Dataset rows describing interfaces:
◆ ◆ ◆ ◆ ◆
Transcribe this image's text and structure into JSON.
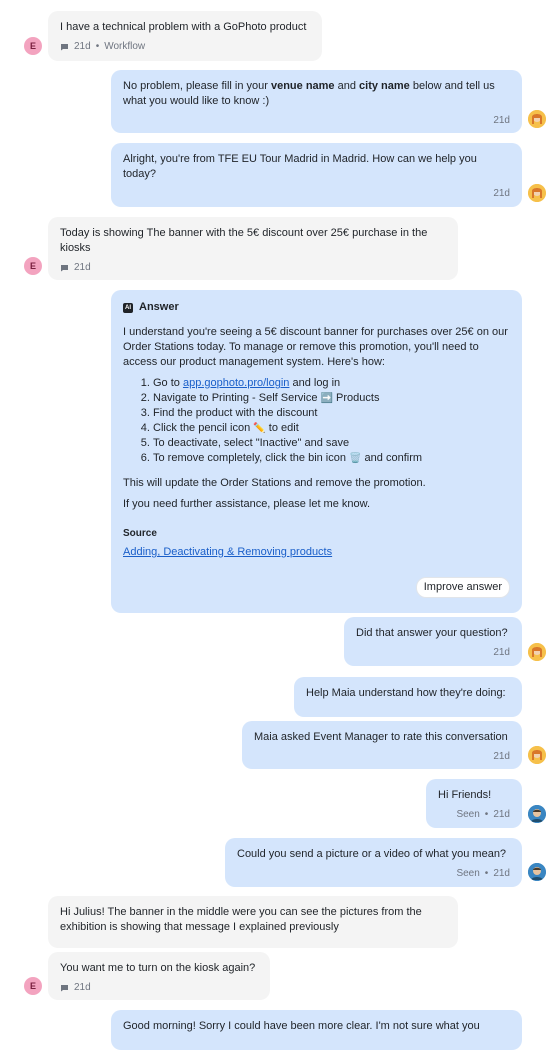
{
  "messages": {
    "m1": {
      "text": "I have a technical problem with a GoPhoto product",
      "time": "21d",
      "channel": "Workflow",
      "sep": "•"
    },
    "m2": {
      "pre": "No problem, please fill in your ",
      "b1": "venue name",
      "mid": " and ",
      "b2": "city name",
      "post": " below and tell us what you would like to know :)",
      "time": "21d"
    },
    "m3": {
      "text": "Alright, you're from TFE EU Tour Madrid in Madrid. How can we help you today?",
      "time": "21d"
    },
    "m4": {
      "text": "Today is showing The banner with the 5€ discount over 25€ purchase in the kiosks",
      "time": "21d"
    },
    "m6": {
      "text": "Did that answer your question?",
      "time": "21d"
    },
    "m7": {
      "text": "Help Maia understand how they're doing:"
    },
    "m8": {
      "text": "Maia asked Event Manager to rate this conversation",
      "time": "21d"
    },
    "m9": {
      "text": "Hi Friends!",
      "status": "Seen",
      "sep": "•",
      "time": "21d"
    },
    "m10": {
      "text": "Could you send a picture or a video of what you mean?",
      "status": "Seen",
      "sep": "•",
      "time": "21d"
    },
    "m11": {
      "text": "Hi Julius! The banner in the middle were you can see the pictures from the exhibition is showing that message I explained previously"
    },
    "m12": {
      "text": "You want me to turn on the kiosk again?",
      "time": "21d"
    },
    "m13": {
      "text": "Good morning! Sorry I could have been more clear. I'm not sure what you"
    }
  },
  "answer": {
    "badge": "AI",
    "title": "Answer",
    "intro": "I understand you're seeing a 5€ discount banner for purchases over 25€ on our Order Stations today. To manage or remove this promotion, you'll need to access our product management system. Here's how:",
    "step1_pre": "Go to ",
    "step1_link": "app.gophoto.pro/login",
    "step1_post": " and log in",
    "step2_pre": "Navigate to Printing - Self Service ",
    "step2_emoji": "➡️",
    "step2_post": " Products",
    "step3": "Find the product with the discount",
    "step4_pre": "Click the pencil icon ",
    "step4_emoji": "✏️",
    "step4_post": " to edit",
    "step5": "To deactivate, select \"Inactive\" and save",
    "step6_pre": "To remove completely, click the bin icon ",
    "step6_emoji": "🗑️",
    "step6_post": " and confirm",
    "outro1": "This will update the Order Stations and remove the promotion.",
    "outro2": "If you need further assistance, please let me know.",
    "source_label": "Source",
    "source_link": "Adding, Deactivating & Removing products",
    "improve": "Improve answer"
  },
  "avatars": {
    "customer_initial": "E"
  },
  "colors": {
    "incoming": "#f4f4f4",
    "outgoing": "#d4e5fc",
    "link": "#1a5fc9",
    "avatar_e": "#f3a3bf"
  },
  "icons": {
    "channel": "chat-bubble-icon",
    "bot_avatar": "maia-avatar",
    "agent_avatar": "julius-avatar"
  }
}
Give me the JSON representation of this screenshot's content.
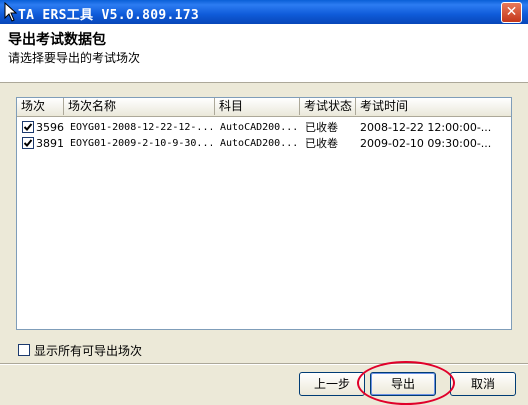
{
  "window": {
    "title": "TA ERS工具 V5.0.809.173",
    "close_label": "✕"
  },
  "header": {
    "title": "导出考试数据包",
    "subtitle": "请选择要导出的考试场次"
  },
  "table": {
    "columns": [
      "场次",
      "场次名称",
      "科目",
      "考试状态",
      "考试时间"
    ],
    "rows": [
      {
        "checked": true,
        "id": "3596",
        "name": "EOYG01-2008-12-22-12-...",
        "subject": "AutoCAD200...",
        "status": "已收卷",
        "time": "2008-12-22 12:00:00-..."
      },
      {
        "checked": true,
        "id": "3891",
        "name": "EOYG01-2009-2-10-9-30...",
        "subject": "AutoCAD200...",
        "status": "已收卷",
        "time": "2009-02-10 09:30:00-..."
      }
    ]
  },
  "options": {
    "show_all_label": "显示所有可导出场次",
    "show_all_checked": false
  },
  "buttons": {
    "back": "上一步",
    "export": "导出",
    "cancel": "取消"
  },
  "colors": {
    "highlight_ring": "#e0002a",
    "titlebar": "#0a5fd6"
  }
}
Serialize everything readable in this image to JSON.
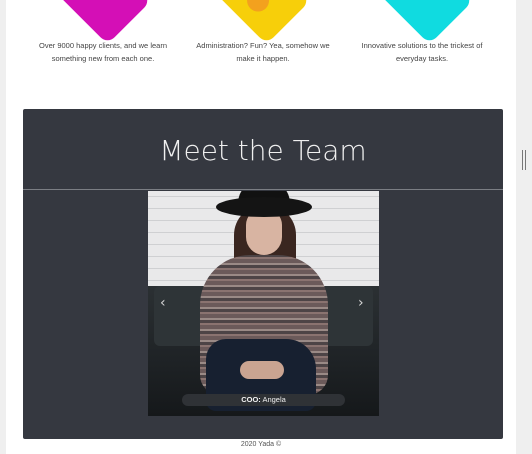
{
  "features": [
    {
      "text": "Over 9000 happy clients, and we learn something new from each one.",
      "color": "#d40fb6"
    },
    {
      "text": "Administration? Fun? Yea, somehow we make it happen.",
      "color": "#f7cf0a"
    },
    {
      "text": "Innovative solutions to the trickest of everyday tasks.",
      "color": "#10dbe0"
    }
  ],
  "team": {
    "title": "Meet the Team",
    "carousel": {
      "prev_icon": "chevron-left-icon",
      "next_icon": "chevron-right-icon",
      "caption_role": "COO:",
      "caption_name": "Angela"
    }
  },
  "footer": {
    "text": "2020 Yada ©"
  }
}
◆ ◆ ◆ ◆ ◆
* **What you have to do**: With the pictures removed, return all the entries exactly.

* **Task answer**:
Transcribe this image's text and structure into JSON.
{
  "messages": {
    "m1": {
      "text": "I have a technical problem with a GoPhoto product",
      "time": "21d",
      "channel": "Workflow",
      "sep": "•"
    },
    "m2": {
      "pre": "No problem, please fill in your ",
      "b1": "venue name",
      "mid": " and ",
      "b2": "city name",
      "post": " below and tell us what you would like to know :)",
      "time": "21d"
    },
    "m3": {
      "text": "Alright, you're from TFE EU Tour Madrid in Madrid. How can we help you today?",
      "time": "21d"
    },
    "m4": {
      "text": "Today is showing The banner with the 5€ discount over 25€ purchase in the kiosks",
      "time": "21d"
    },
    "m6": {
      "text": "Did that answer your question?",
      "time": "21d"
    },
    "m7": {
      "text": "Help Maia understand how they're doing:"
    },
    "m8": {
      "text": "Maia asked Event Manager to rate this conversation",
      "time": "21d"
    },
    "m9": {
      "text": "Hi Friends!",
      "status": "Seen",
      "sep": "•",
      "time": "21d"
    },
    "m10": {
      "text": "Could you send a picture or a video of what you mean?",
      "status": "Seen",
      "sep": "•",
      "time": "21d"
    },
    "m11": {
      "text": "Hi Julius! The banner in the middle were you can see the pictures from the exhibition is showing that message I explained previously"
    },
    "m12": {
      "text": "You want me to turn on the kiosk again?",
      "time": "21d"
    },
    "m13": {
      "text": "Good morning! Sorry I could have been more clear. I'm not sure what you"
    }
  },
  "answer": {
    "badge": "AI",
    "title": "Answer",
    "intro": "I understand you're seeing a 5€ discount banner for purchases over 25€ on our Order Stations today. To manage or remove this promotion, you'll need to access our product management system. Here's how:",
    "step1_pre": "Go to ",
    "step1_link": "app.gophoto.pro/login",
    "step1_post": " and log in",
    "step2_pre": "Navigate to Printing - Self Service ",
    "step2_emoji": "➡️",
    "step2_post": " Products",
    "step3": "Find the product with the discount",
    "step4_pre": "Click the pencil icon ",
    "step4_emoji": "✏️",
    "step4_post": " to edit",
    "step5": "To deactivate, select \"Inactive\" and save",
    "step6_pre": "To remove completely, click the bin icon ",
    "step6_emoji": "🗑️",
    "step6_post": " and confirm",
    "outro1": "This will update the Order Stations and remove the promotion.",
    "outro2": "If you need further assistance, please let me know.",
    "source_label": "Source",
    "source_link": "Adding, Deactivating & Removing products",
    "improve": "Improve answer"
  },
  "avatars": {
    "customer_initial": "E"
  },
  "colors": {
    "incoming": "#f4f4f4",
    "outgoing": "#d4e5fc",
    "link": "#1a5fc9",
    "avatar_e": "#f3a3bf"
  },
  "icons": {
    "channel": "chat-bubble-icon",
    "bot_avatar": "maia-avatar",
    "agent_avatar": "julius-avatar"
  }
}
Give me the JSON representation of this screenshot's content.
{
  "window": {
    "title": "TA ERS工具 V5.0.809.173",
    "close_label": "✕"
  },
  "header": {
    "title": "导出考试数据包",
    "subtitle": "请选择要导出的考试场次"
  },
  "table": {
    "columns": [
      "场次",
      "场次名称",
      "科目",
      "考试状态",
      "考试时间"
    ],
    "rows": [
      {
        "checked": true,
        "id": "3596",
        "name": "EOYG01-2008-12-22-12-...",
        "subject": "AutoCAD200...",
        "status": "已收卷",
        "time": "2008-12-22 12:00:00-..."
      },
      {
        "checked": true,
        "id": "3891",
        "name": "EOYG01-2009-2-10-9-30...",
        "subject": "AutoCAD200...",
        "status": "已收卷",
        "time": "2009-02-10 09:30:00-..."
      }
    ]
  },
  "options": {
    "show_all_label": "显示所有可导出场次",
    "show_all_checked": false
  },
  "buttons": {
    "back": "上一步",
    "export": "导出",
    "cancel": "取消"
  },
  "colors": {
    "highlight_ring": "#e0002a",
    "titlebar": "#0a5fd6"
  }
}
Serialize everything readable in this image to JSON.
{
  "features": [
    {
      "text": "Over 9000 happy clients, and we learn something new from each one.",
      "color": "#d40fb6"
    },
    {
      "text": "Administration? Fun? Yea, somehow we make it happen.",
      "color": "#f7cf0a"
    },
    {
      "text": "Innovative solutions to the trickest of everyday tasks.",
      "color": "#10dbe0"
    }
  ],
  "team": {
    "title": "Meet the Team",
    "carousel": {
      "prev_icon": "chevron-left-icon",
      "next_icon": "chevron-right-icon",
      "caption_role": "COO:",
      "caption_name": "Angela"
    }
  },
  "footer": {
    "text": "2020 Yada ©"
  }
}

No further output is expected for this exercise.